> [TASK DIRECTIONS]:
Search the listing below for lines containing the string "Frontendutvecklare". Reply with their count only.

%%

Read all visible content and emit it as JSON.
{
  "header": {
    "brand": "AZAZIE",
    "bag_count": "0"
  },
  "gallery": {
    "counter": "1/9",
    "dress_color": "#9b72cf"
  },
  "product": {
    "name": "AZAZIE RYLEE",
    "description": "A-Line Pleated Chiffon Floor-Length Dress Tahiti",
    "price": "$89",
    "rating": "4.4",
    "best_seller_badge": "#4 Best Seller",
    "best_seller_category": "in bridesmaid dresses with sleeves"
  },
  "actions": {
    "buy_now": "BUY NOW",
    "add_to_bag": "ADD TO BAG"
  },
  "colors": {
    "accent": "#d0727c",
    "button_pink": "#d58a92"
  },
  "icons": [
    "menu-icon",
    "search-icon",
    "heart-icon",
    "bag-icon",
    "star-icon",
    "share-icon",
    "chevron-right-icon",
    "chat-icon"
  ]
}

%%
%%

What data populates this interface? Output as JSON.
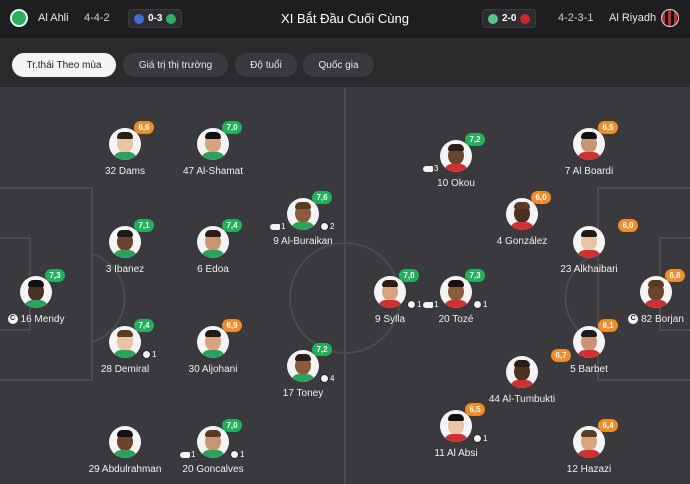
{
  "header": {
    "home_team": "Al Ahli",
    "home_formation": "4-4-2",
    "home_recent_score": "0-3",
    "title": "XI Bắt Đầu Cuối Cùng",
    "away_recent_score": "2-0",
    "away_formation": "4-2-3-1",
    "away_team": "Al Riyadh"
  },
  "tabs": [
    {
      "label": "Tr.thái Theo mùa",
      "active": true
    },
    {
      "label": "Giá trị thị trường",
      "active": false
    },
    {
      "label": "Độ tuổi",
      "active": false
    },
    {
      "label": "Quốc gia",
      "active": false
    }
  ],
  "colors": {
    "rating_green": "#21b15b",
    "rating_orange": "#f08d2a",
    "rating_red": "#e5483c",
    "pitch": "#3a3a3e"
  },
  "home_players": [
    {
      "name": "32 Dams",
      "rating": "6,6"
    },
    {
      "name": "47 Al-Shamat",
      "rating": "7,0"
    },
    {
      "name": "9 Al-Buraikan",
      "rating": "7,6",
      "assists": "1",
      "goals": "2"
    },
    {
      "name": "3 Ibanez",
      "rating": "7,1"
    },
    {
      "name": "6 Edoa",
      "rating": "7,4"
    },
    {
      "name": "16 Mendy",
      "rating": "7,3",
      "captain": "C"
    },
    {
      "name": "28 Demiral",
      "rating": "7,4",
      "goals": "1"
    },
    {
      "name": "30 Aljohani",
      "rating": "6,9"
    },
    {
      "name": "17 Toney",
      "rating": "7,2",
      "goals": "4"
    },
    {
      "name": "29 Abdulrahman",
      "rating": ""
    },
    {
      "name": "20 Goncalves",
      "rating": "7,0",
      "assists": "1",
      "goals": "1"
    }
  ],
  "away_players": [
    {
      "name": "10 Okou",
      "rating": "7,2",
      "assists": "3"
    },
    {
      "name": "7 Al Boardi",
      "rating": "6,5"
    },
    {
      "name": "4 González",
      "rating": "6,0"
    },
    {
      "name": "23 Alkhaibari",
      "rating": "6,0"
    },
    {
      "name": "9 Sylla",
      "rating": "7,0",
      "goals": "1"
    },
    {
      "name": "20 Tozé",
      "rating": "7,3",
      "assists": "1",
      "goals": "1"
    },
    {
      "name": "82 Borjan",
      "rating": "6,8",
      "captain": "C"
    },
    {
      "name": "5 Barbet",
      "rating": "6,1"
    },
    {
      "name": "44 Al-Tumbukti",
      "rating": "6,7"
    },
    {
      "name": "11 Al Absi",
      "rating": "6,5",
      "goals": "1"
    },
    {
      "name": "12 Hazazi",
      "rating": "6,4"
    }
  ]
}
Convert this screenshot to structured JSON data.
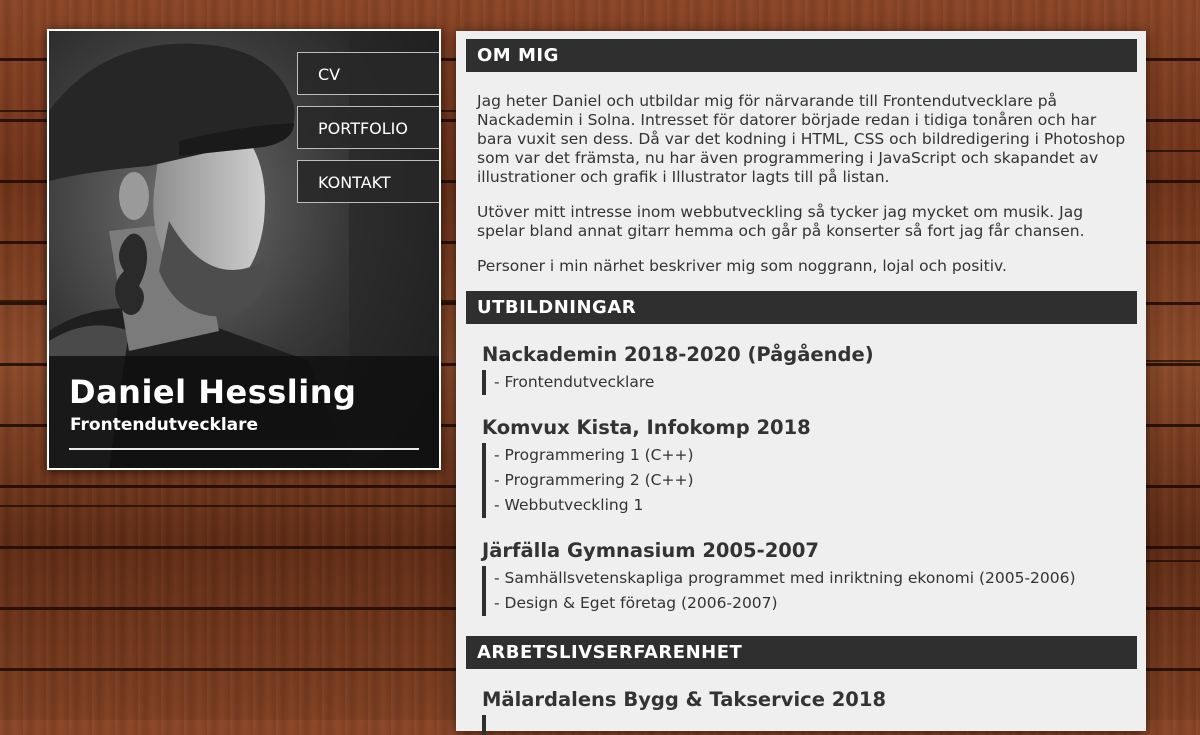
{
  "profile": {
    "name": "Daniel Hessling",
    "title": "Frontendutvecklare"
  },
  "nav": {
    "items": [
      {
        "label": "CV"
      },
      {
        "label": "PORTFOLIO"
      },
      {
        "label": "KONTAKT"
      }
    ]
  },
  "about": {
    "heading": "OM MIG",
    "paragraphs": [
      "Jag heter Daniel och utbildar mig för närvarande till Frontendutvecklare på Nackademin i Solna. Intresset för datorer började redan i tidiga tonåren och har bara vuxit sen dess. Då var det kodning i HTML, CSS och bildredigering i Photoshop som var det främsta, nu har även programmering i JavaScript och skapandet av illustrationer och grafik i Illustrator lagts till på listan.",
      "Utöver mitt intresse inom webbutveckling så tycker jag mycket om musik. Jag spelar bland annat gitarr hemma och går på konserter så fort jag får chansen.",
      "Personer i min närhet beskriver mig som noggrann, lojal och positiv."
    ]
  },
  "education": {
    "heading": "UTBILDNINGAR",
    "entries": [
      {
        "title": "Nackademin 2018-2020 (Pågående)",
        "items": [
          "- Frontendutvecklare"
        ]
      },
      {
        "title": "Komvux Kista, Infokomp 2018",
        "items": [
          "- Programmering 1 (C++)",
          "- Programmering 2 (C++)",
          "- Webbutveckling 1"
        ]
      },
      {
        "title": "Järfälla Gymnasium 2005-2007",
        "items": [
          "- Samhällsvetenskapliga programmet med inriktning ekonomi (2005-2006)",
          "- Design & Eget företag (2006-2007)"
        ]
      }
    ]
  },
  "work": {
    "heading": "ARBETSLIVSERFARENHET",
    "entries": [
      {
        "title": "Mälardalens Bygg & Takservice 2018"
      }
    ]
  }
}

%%
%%

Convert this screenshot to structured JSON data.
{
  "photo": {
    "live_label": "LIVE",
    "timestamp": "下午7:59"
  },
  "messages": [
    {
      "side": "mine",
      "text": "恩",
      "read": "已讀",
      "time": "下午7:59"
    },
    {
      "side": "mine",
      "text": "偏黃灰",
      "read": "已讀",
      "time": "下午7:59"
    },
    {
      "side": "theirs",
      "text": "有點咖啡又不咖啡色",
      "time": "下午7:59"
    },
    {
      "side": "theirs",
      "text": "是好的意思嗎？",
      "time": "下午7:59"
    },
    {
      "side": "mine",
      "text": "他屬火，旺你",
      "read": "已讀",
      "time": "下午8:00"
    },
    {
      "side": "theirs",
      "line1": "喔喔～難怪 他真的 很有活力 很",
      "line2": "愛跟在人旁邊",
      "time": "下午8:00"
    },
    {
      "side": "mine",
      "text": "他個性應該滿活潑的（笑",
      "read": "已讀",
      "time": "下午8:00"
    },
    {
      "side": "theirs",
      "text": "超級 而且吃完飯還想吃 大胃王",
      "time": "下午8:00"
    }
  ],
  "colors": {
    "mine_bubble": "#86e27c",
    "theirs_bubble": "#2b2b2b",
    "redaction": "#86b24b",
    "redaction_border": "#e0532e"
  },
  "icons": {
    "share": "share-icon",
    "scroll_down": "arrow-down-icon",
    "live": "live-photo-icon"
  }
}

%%

> [ANSWER SECTION]:
3